» **Dataset rows for apps and sites**:
=-=-=

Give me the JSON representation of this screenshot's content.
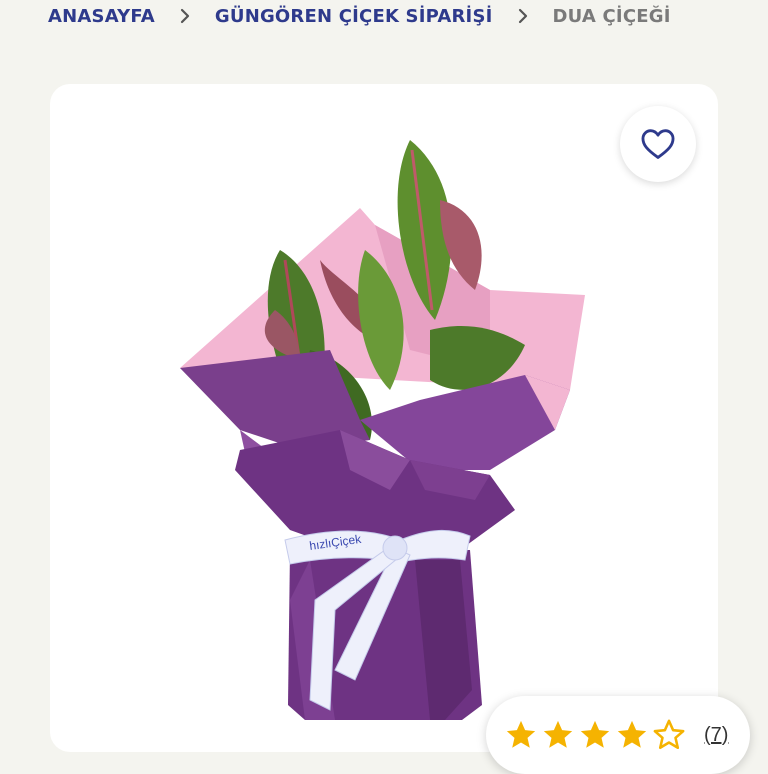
{
  "breadcrumb": {
    "items": [
      {
        "label": "ANASAYFA"
      },
      {
        "label": "GÜNGÖREN ÇİÇEK SİPARİŞİ"
      },
      {
        "label": "DUA ÇİÇEĞİ"
      }
    ],
    "separator_icon": "chevron-right-icon"
  },
  "favorite": {
    "icon": "heart-outline-icon"
  },
  "product": {
    "image_name": "product-photo",
    "ribbon_text": "hızlıÇiçek"
  },
  "rating": {
    "value": 4.5,
    "max": 5,
    "review_count": "(7)"
  },
  "colors": {
    "accent": "#2e3a8c",
    "star": "#f5b301",
    "wrap_purple": "#7a3f8c",
    "wrap_pink": "#f3b6d2"
  }
}
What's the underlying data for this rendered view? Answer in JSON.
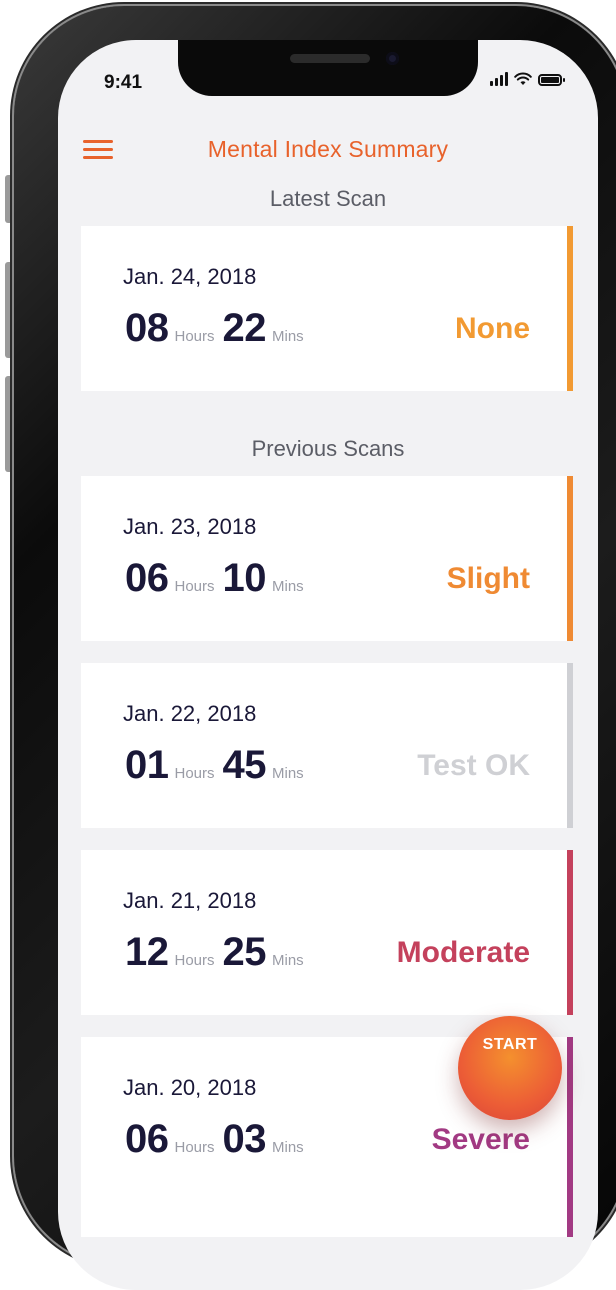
{
  "status_bar": {
    "time": "9:41"
  },
  "header": {
    "title": "Mental Index Summary"
  },
  "sections": {
    "latest": "Latest Scan",
    "previous": "Previous Scans"
  },
  "units": {
    "hours": "Hours",
    "mins": "Mins"
  },
  "latest_scan": {
    "date": "Jan. 24, 2018",
    "hours": "08",
    "mins": "22",
    "status": "None",
    "color": "#f29a32"
  },
  "previous_scans": [
    {
      "date": "Jan. 23, 2018",
      "hours": "06",
      "mins": "10",
      "status": "Slight",
      "color": "#ef8a33"
    },
    {
      "date": "Jan. 22, 2018",
      "hours": "01",
      "mins": "45",
      "status": "Test OK",
      "color": "#cfd0d4"
    },
    {
      "date": "Jan. 21, 2018",
      "hours": "12",
      "mins": "25",
      "status": "Moderate",
      "color": "#c4415c"
    },
    {
      "date": "Jan. 20, 2018",
      "hours": "06",
      "mins": "03",
      "status": "Severe",
      "color": "#a23a83"
    }
  ],
  "start_button": {
    "label": "START"
  },
  "colors": {
    "accent": "#e8622b",
    "text_dark": "#1a1838"
  }
}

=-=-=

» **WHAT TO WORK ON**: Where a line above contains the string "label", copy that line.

» **YOUR SOLUTION**:
        "label": "ANASAYFA"
        "label": "GÜNGÖREN ÇİÇEK SİPARİŞİ"
        "label": "DUA ÇİÇEĞİ"
    "label": "START"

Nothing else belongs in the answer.